=== ABOUT THIS TASK ===
What is needed is a verbatim copy of each record below.

[Opening RECORDS TO USE section]

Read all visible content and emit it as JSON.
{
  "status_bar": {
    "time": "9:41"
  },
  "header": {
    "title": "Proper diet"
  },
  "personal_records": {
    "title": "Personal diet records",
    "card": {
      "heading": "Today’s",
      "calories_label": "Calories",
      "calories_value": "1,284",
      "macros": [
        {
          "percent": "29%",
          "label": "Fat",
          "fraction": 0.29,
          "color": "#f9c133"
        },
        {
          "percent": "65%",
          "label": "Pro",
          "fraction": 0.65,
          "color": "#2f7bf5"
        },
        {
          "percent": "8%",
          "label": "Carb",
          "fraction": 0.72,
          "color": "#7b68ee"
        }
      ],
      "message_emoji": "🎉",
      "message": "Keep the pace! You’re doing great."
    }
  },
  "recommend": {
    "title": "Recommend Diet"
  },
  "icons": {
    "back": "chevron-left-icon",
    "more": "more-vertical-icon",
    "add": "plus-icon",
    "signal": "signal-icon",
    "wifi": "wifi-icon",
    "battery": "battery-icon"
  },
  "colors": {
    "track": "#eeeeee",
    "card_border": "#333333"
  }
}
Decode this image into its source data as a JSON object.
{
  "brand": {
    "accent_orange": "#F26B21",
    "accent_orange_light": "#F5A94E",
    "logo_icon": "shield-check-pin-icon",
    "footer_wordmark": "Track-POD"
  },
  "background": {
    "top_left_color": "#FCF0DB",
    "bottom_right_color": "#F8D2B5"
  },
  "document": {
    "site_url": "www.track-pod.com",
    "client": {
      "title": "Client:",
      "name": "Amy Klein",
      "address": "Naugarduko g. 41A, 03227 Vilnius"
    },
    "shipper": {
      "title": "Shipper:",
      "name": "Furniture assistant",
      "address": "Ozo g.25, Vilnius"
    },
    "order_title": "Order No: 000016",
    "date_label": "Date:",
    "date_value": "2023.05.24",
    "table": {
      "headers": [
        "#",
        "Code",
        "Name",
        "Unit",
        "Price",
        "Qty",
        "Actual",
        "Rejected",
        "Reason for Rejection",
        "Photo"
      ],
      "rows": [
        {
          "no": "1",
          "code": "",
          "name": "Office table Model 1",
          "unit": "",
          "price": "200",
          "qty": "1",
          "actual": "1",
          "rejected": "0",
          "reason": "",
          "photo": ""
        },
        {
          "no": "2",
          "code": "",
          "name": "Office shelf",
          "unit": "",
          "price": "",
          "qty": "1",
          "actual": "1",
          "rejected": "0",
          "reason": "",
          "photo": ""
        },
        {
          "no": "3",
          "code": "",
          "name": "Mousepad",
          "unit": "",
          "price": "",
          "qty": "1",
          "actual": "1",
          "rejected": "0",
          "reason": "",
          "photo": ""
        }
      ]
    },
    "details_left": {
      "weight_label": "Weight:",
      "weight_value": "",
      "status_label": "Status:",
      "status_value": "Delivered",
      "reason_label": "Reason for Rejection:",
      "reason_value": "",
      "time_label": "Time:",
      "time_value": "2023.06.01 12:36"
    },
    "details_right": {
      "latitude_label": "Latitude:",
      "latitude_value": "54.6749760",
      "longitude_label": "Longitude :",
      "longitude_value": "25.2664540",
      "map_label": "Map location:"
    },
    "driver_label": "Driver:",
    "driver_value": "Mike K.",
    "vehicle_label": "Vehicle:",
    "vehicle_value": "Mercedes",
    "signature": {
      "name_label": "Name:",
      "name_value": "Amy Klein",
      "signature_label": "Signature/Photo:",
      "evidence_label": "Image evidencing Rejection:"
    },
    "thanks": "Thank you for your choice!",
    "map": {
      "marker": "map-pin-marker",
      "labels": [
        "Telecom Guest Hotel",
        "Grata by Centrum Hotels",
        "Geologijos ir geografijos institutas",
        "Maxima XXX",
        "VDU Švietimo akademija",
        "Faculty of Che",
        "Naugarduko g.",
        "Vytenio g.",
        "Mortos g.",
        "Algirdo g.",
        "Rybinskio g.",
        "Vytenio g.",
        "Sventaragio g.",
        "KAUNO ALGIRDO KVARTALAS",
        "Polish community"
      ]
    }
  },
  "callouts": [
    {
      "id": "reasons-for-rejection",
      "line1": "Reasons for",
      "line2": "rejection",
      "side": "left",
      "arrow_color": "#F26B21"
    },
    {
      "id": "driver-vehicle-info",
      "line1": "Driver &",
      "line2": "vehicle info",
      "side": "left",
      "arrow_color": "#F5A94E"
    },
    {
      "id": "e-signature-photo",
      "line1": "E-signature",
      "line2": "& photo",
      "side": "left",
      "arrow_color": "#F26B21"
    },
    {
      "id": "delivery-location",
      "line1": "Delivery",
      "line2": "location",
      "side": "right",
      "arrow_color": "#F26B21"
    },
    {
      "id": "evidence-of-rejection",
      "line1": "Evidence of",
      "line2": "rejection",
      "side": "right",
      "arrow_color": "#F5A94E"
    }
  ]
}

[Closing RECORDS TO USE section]

=== YOUR RESPONSE ===
Read all visible content and emit it as JSON.
{
  "status_bar": {
    "time": "9:41"
  },
  "header": {
    "title": "Proper diet"
  },
  "personal_records": {
    "title": "Personal diet records",
    "card": {
      "heading": "Today’s",
      "calories_label": "Calories",
      "calories_value": "1,284",
      "macros": [
        {
          "percent": "29%",
          "label": "Fat",
          "fraction": 0.29,
          "color": "#f9c133"
        },
        {
          "percent": "65%",
          "label": "Pro",
          "fraction": 0.65,
          "color": "#2f7bf5"
        },
        {
          "percent": "8%",
          "label": "Carb",
          "fraction": 0.72,
          "color": "#7b68ee"
        }
      ],
      "message_emoji": "🎉",
      "message": "Keep the pace! You’re doing great."
    }
  },
  "recommend": {
    "title": "Recommend Diet"
  },
  "icons": {
    "back": "chevron-left-icon",
    "more": "more-vertical-icon",
    "add": "plus-icon",
    "signal": "signal-icon",
    "wifi": "wifi-icon",
    "battery": "battery-icon"
  },
  "colors": {
    "track": "#eeeeee",
    "card_border": "#333333"
  }
}
Decode this image into its source data as a JSON object.
{
  "brand": {
    "accent_orange": "#F26B21",
    "accent_orange_light": "#F5A94E",
    "logo_icon": "shield-check-pin-icon",
    "footer_wordmark": "Track-POD"
  },
  "background": {
    "top_left_color": "#FCF0DB",
    "bottom_right_color": "#F8D2B5"
  },
  "document": {
    "site_url": "www.track-pod.com",
    "client": {
      "title": "Client:",
      "name": "Amy Klein",
      "address": "Naugarduko g. 41A, 03227 Vilnius"
    },
    "shipper": {
      "title": "Shipper:",
      "name": "Furniture assistant",
      "address": "Ozo g.25, Vilnius"
    },
    "order_title": "Order No: 000016",
    "date_label": "Date:",
    "date_value": "2023.05.24",
    "table": {
      "headers": [
        "#",
        "Code",
        "Name",
        "Unit",
        "Price",
        "Qty",
        "Actual",
        "Rejected",
        "Reason for Rejection",
        "Photo"
      ],
      "rows": [
        {
          "no": "1",
          "code": "",
          "name": "Office table Model 1",
          "unit": "",
          "price": "200",
          "qty": "1",
          "actual": "1",
          "rejected": "0",
          "reason": "",
          "photo": ""
        },
        {
          "no": "2",
          "code": "",
          "name": "Office shelf",
          "unit": "",
          "price": "",
          "qty": "1",
          "actual": "1",
          "rejected": "0",
          "reason": "",
          "photo": ""
        },
        {
          "no": "3",
          "code": "",
          "name": "Mousepad",
          "unit": "",
          "price": "",
          "qty": "1",
          "actual": "1",
          "rejected": "0",
          "reason": "",
          "photo": ""
        }
      ]
    },
    "details_left": {
      "weight_label": "Weight:",
      "weight_value": "",
      "status_label": "Status:",
      "status_value": "Delivered",
      "reason_label": "Reason for Rejection:",
      "reason_value": "",
      "time_label": "Time:",
      "time_value": "2023.06.01 12:36"
    },
    "details_right": {
      "latitude_label": "Latitude:",
      "latitude_value": "54.6749760",
      "longitude_label": "Longitude :",
      "longitude_value": "25.2664540",
      "map_label": "Map location:"
    },
    "driver_label": "Driver:",
    "driver_value": "Mike K.",
    "vehicle_label": "Vehicle:",
    "vehicle_value": "Mercedes",
    "signature": {
      "name_label": "Name:",
      "name_value": "Amy Klein",
      "signature_label": "Signature/Photo:",
      "evidence_label": "Image evidencing Rejection:"
    },
    "thanks": "Thank you for your choice!",
    "map": {
      "marker": "map-pin-marker",
      "labels": [
        "Telecom Guest Hotel",
        "Grata by Centrum Hotels",
        "Geologijos ir geografijos institutas",
        "Maxima XXX",
        "VDU Švietimo akademija",
        "Faculty of Che",
        "Naugarduko g.",
        "Vytenio g.",
        "Mortos g.",
        "Algirdo g.",
        "Rybinskio g.",
        "Vytenio g.",
        "Sventaragio g.",
        "KAUNO ALGIRDO KVARTALAS",
        "Polish community"
      ]
    }
  },
  "callouts": [
    {
      "id": "reasons-for-rejection",
      "line1": "Reasons for",
      "line2": "rejection",
      "side": "left",
      "arrow_color": "#F26B21"
    },
    {
      "id": "driver-vehicle-info",
      "line1": "Driver &",
      "line2": "vehicle info",
      "side": "left",
      "arrow_color": "#F5A94E"
    },
    {
      "id": "e-signature-photo",
      "line1": "E-signature",
      "line2": "& photo",
      "side": "left",
      "arrow_color": "#F26B21"
    },
    {
      "id": "delivery-location",
      "line1": "Delivery",
      "line2": "location",
      "side": "right",
      "arrow_color": "#F26B21"
    },
    {
      "id": "evidence-of-rejection",
      "line1": "Evidence of",
      "line2": "rejection",
      "side": "right",
      "arrow_color": "#F5A94E"
    }
  ]
}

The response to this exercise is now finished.